Morals were not thought of as a strict moral code during the roaring twenties, and many people found them rather irrelevant. Those whom threw parties, cheated, and lied, were those who were happiest during these times. The Great Gatsby, by F. Scott Fitzgerald, paints a picture of the 1920s by expressing many themes: the need for wealth, the want for love, and the act of betrayal in marriage through the Modern Era.

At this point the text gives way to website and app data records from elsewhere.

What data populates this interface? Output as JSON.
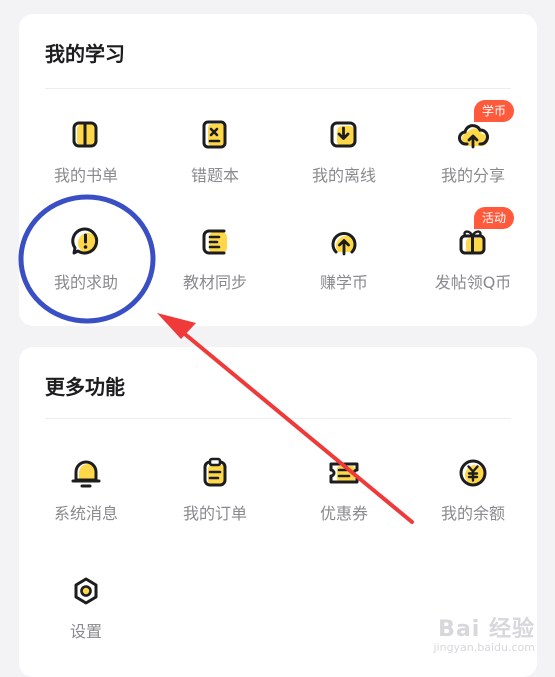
{
  "my_learning": {
    "title": "我的学习",
    "items": [
      {
        "label": "我的书单",
        "icon": "book-icon"
      },
      {
        "label": "错题本",
        "icon": "error-book-icon"
      },
      {
        "label": "我的离线",
        "icon": "offline-download-icon"
      },
      {
        "label": "我的分享",
        "icon": "cloud-upload-icon",
        "badge": "学币"
      },
      {
        "label": "我的求助",
        "icon": "help-chat-icon"
      },
      {
        "label": "教材同步",
        "icon": "textbook-sync-icon"
      },
      {
        "label": "赚学币",
        "icon": "earn-coin-icon"
      },
      {
        "label": "发帖领Q币",
        "icon": "gift-icon",
        "badge": "活动"
      }
    ]
  },
  "more_functions": {
    "title": "更多功能",
    "items": [
      {
        "label": "系统消息",
        "icon": "bell-icon"
      },
      {
        "label": "我的订单",
        "icon": "clipboard-icon"
      },
      {
        "label": "优惠券",
        "icon": "coupon-icon"
      },
      {
        "label": "我的余额",
        "icon": "yuan-balance-icon"
      },
      {
        "label": "设置",
        "icon": "settings-icon"
      }
    ]
  },
  "watermark": {
    "main": "Bai 经验",
    "sub": "jingyan.baidu.com"
  },
  "colors": {
    "accent_yellow": "#ffd84a",
    "badge": "#ff5a3c",
    "annotation_blue": "#3a4fc4",
    "annotation_red": "#f03a3a"
  }
}
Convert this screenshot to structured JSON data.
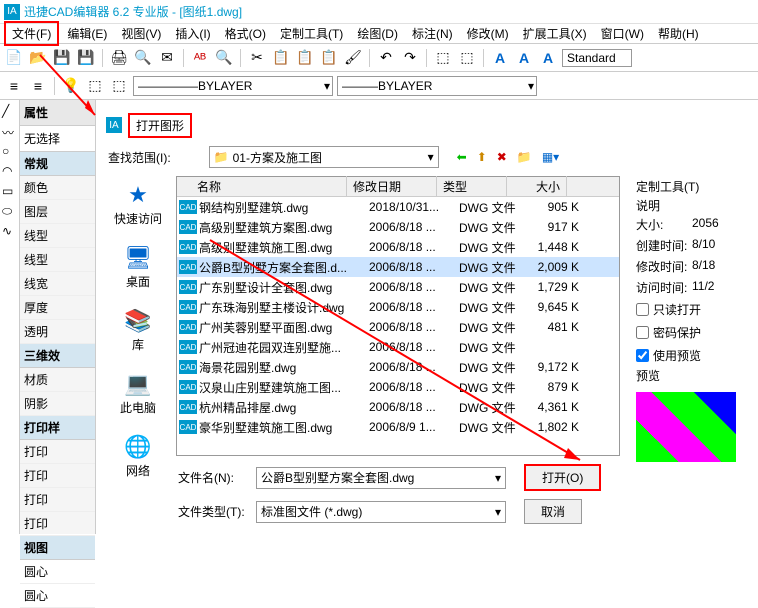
{
  "title": "迅捷CAD编辑器 6.2 专业版 - [图纸1.dwg]",
  "menu": [
    "文件(F)",
    "编辑(E)",
    "视图(V)",
    "插入(I)",
    "格式(O)",
    "定制工具(T)",
    "绘图(D)",
    "标注(N)",
    "修改(M)",
    "扩展工具(X)",
    "窗口(W)",
    "帮助(H)"
  ],
  "font_style": "Standard",
  "layer_by1": "BYLAYER",
  "layer_by2": "BYLAYER",
  "prop": {
    "header": "属性",
    "nosel": "无选择",
    "groups": {
      "general": "常规",
      "general_rows": [
        "颜色",
        "图层",
        "线型",
        "线型",
        "线宽",
        "厚度",
        "透明"
      ],
      "effect": "三维效",
      "effect_rows": [
        "材质",
        "阴影"
      ],
      "print": "打印样",
      "print_rows": [
        "打印",
        "打印",
        "打印",
        "打印"
      ],
      "view": "视图",
      "view_rows": [
        "圆心",
        "圆心"
      ]
    }
  },
  "dialog": {
    "title": "打开图形",
    "lookup_label": "查找范围(I):",
    "folder": "01-方案及施工图",
    "places": [
      {
        "icon": "★",
        "label": "快速访问"
      },
      {
        "icon": "🖥",
        "label": "桌面"
      },
      {
        "icon": "📚",
        "label": "库"
      },
      {
        "icon": "💻",
        "label": "此电脑"
      },
      {
        "icon": "🌐",
        "label": "网络"
      }
    ],
    "columns": {
      "name": "名称",
      "date": "修改日期",
      "type": "类型",
      "size": "大小"
    },
    "files": [
      {
        "name": "钢结构别墅建筑.dwg",
        "date": "2018/10/31...",
        "type": "DWG 文件",
        "size": "905 K"
      },
      {
        "name": "高级别墅建筑方案图.dwg",
        "date": "2006/8/18 ...",
        "type": "DWG 文件",
        "size": "917 K"
      },
      {
        "name": "高级别墅建筑施工图.dwg",
        "date": "2006/8/18 ...",
        "type": "DWG 文件",
        "size": "1,448 K"
      },
      {
        "name": "公爵B型别墅方案全套图.d...",
        "date": "2006/8/18 ...",
        "type": "DWG 文件",
        "size": "2,009 K",
        "selected": true
      },
      {
        "name": "广东别墅设计全套图.dwg",
        "date": "2006/8/18 ...",
        "type": "DWG 文件",
        "size": "1,729 K"
      },
      {
        "name": "广东珠海别墅主楼设计.dwg",
        "date": "2006/8/18 ...",
        "type": "DWG 文件",
        "size": "9,645 K"
      },
      {
        "name": "广州芙蓉别墅平面图.dwg",
        "date": "2006/8/18 ...",
        "type": "DWG 文件",
        "size": "481 K"
      },
      {
        "name": "广州冠迪花园双连别墅施...",
        "date": "2006/8/18 ...",
        "type": "DWG 文件",
        "size": ""
      },
      {
        "name": "海景花园别墅.dwg",
        "date": "2006/8/18 ...",
        "type": "DWG 文件",
        "size": "9,172 K"
      },
      {
        "name": "汉泉山庄别墅建筑施工图...",
        "date": "2006/8/18 ...",
        "type": "DWG 文件",
        "size": "879 K"
      },
      {
        "name": "杭州精品排屋.dwg",
        "date": "2006/8/18 ...",
        "type": "DWG 文件",
        "size": "4,361 K"
      },
      {
        "name": "豪华别墅建筑施工图.dwg",
        "date": "2006/8/9 1...",
        "type": "DWG 文件",
        "size": "1,802 K"
      }
    ],
    "filename_label": "文件名(N):",
    "filename_value": "公爵B型别墅方案全套图.dwg",
    "filetype_label": "文件类型(T):",
    "filetype_value": "标准图文件 (*.dwg)",
    "open_btn": "打开(O)",
    "cancel_btn": "取消",
    "right": {
      "header": "定制工具(T)",
      "desc": "说明",
      "size_lbl": "大小:",
      "size_val": "2056",
      "created_lbl": "创建时间:",
      "created_val": "8/10",
      "modified_lbl": "修改时间:",
      "modified_val": "8/18",
      "accessed_lbl": "访问时间:",
      "accessed_val": "11/2",
      "readonly": "只读打开",
      "password": "密码保护",
      "preview_chk": "使用预览",
      "preview_lbl": "预览"
    }
  }
}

The Great Gatsby, by F. Scott Fitzgerald shows how Jay Gatsby tries to fulfill the ideals of the American Dream. When Gatsby was young, he set goals and worked hard to improve. He pursued the typical American dream of gaining wealth, finding a companion, and being admired by others. Gatsby thought it was best to try and change everything about himself. He wears a thick mask of lies throughout the story, hiding his past, changing his name, suppressing his emotions, and even adapting his word choice. Gatsby represents the American Dream throughout the story, he works hard towards rewarding achievements but is let down, because others would rather have money, power, and society’s approval.
In the novel The Great Gatsby by F. Scott Fitzgerald, lots of connections are drawn through various thematic subjects presented in this novel. One of these connections is between love, wealth, and social status, which are all very prominent subjects within The Great Gatsby. The relationships between various characters within the pages of this written work make one message very apparent: Love can be regarded as flimsy and deceitful when it is dictated by one’s wealth and social status.
Love is an intense feeling of deep affection. In the Great Gatsby, true love seems as if it is a prevalent theme. As readers take a closer look, however, we are able to uncover that all this love, these characters long for, is unrealistic and a fantasy. Throughout the book F. Scott Fitzgerald uses the relationships of Daisy, Tom, Jay, and the rest of the characters to help readers understand the significance behind what others refer to as true love. Fitzgerald sets his story in the 1920s, an era of excessive entertainment, prosperity, and greed. Throughout the novel, we are able to see how the lives of all these characters revolve around wealth, power, and social acceptance. Fitzgerald struggles to prove that even though love seems to be there,
In the book The Great Gatsby by Scott Fitzgerald portrays and image of love versus infatuation. The relationships between the characters shows the struggle of an emotional connection in a world driven by societal pressures and money. Gatsby’s and Daisy’s relationship with each other is intertwined with each other’s love and lust, and is complicated with their other relationships, such as Daisy’s and Tom’s marriage. Gatsby is the “fool” in love throughout this whole endeavor and his week with Daisy, because of his constant search for love to fill the void in his life that no amount of success can.